The report goes on to say that Tesla has five critical attributes a company needs in order to be a successful shared mobility firm, which are:
In terms of a timeline for Tesla Mobility, Jonas says there will be three stages. The first version will be a semi-autonomous car, where there is still a human driver. This would take place in the years of 2018-2021. The second stage is a car that is closer to being fully autonomous, but would still need what they call an "operator." This essentially means that there is no need for human intervention in as much as 99 percent of various situations. Jonas expects this to encompass the years of 2021-2025. The final stage is a phase-in of fully autonomous and shared vehicles, expected to begin 10 years from now.
Jonas points out that Tesla has remained fairly quiet about ride sharing, although he did ask Elon Musk about this on the company's second quarter conference call.
Here's the transcript:
Jonas: First question: Steve Jurvetson was recently quoted saying that Uber CEO Travis Kalanick told him that if by 2020 Tesla's cars are autonomous, that he'd want to buy all of them. Is this a real, I mean, forget the 2020 for a moment, but is this a real business opportunity for Tesla? Supplying cars to ridesharing firms, or does Tesla just cut out the middleman and sell on-demand, electric mobility services directly from the company on its own platform?

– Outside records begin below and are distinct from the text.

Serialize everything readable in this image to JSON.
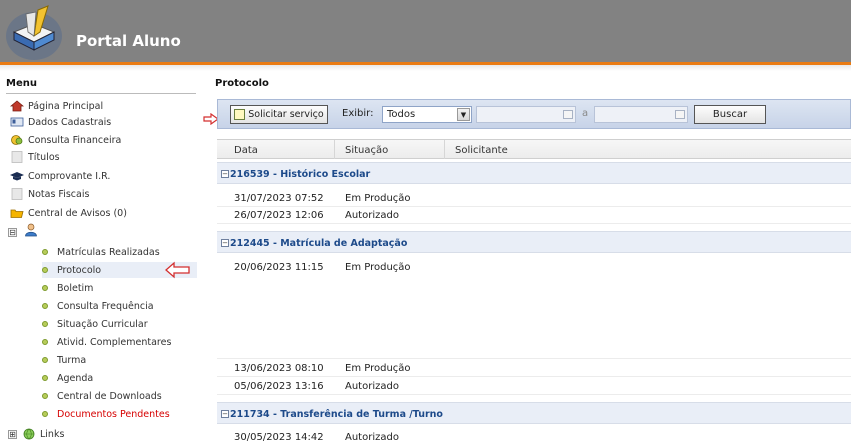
{
  "header": {
    "title": "Portal Aluno"
  },
  "sidebar": {
    "title": "Menu",
    "items": [
      {
        "label": "Página Principal",
        "icon": "home-icon"
      },
      {
        "label": "Dados Cadastrais",
        "icon": "id-card-icon"
      },
      {
        "label": "Consulta Financeira",
        "icon": "coins-icon"
      },
      {
        "label": "Títulos",
        "icon": "document-icon"
      },
      {
        "label": "Comprovante I.R.",
        "icon": "graduation-cap-icon"
      },
      {
        "label": "Notas Fiscais",
        "icon": "document-icon"
      },
      {
        "label": "Central de Avisos (0)",
        "icon": "folder-icon"
      }
    ],
    "group_toggle": "⊟",
    "sub_items": [
      {
        "label": "Matrículas Realizadas"
      },
      {
        "label": "Protocolo"
      },
      {
        "label": "Boletim"
      },
      {
        "label": "Consulta Frequência"
      },
      {
        "label": "Situação Curricular"
      },
      {
        "label": "Ativid. Complementares"
      },
      {
        "label": "Turma"
      },
      {
        "label": "Agenda"
      },
      {
        "label": "Central de Downloads"
      },
      {
        "label": "Documentos Pendentes"
      }
    ],
    "links_label": "Links",
    "links_toggle": "⊞"
  },
  "main": {
    "title": "Protocolo",
    "toolbar": {
      "solicitar_label": "Solicitar serviço",
      "exibir_label": "Exibir:",
      "exibir_value": "Todos",
      "a_label": "a",
      "buscar_label": "Buscar"
    },
    "columns": [
      "Data",
      "Situação",
      "Solicitante"
    ],
    "groups": [
      {
        "label": "216539 - Histórico Escolar",
        "rows": [
          {
            "data": "31/07/2023 07:52",
            "situacao": "Em Produção"
          },
          {
            "data": "26/07/2023 12:06",
            "situacao": "Autorizado"
          }
        ]
      },
      {
        "label": "212445 - Matrícula de Adaptação",
        "rows": [
          {
            "data": "20/06/2023 11:15",
            "situacao": "Em Produção"
          },
          {
            "data": "13/06/2023 08:10",
            "situacao": "Em Produção"
          },
          {
            "data": "05/06/2023 13:16",
            "situacao": "Autorizado"
          }
        ]
      },
      {
        "label": "211734 - Transferência de Turma /Turno",
        "rows": [
          {
            "data": "30/05/2023 14:42",
            "situacao": "Autorizado"
          }
        ]
      }
    ]
  },
  "colors": {
    "header_bg": "#828282",
    "header_accent": "#e97b14",
    "group_text": "#1d4a8a",
    "danger": "#d60000",
    "arrow": "#d32f2f"
  }
}
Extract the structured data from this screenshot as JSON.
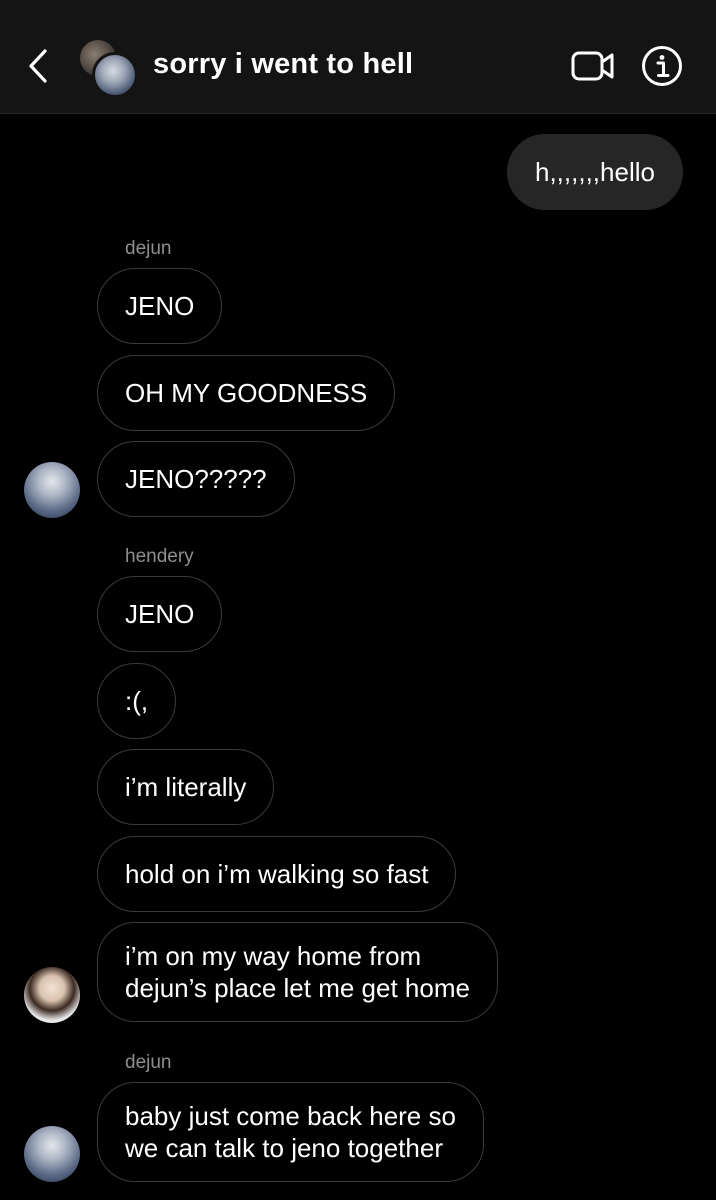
{
  "header": {
    "title": "sorry i went to hell",
    "back_icon": "chevron-left-icon",
    "video_icon": "video-camera-icon",
    "info_icon": "info-icon"
  },
  "colors": {
    "background": "#000000",
    "header_background": "#141414",
    "outgoing_bubble": "#262626",
    "incoming_border": "#3a3a3a",
    "sender_text": "#8e8e8e"
  },
  "messages": [
    {
      "type": "outgoing",
      "text": "h,,,,,,,hello"
    },
    {
      "type": "sender",
      "text": "dejun"
    },
    {
      "type": "incoming",
      "text": "JENO"
    },
    {
      "type": "incoming",
      "text": "OH MY GOODNESS"
    },
    {
      "type": "incoming",
      "text": "JENO?????"
    },
    {
      "type": "sender",
      "text": "hendery"
    },
    {
      "type": "incoming",
      "text": "JENO"
    },
    {
      "type": "incoming",
      "text": ":(,"
    },
    {
      "type": "incoming",
      "text": "i’m literally"
    },
    {
      "type": "incoming",
      "text": "hold on i’m walking so fast"
    },
    {
      "type": "incoming",
      "lines": [
        "i’m on my way home from",
        "dejun’s place let me get home"
      ]
    },
    {
      "type": "sender",
      "text": "dejun"
    },
    {
      "type": "incoming",
      "lines": [
        "baby just come back here so",
        "we can talk to jeno together"
      ]
    }
  ]
}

Musk: That's an insightful question.
Jonas: You don't have to answer it.
Musk: I don't think I should answer it.
Jonas: Sometimes you can tell more from the non-answer than from the answer.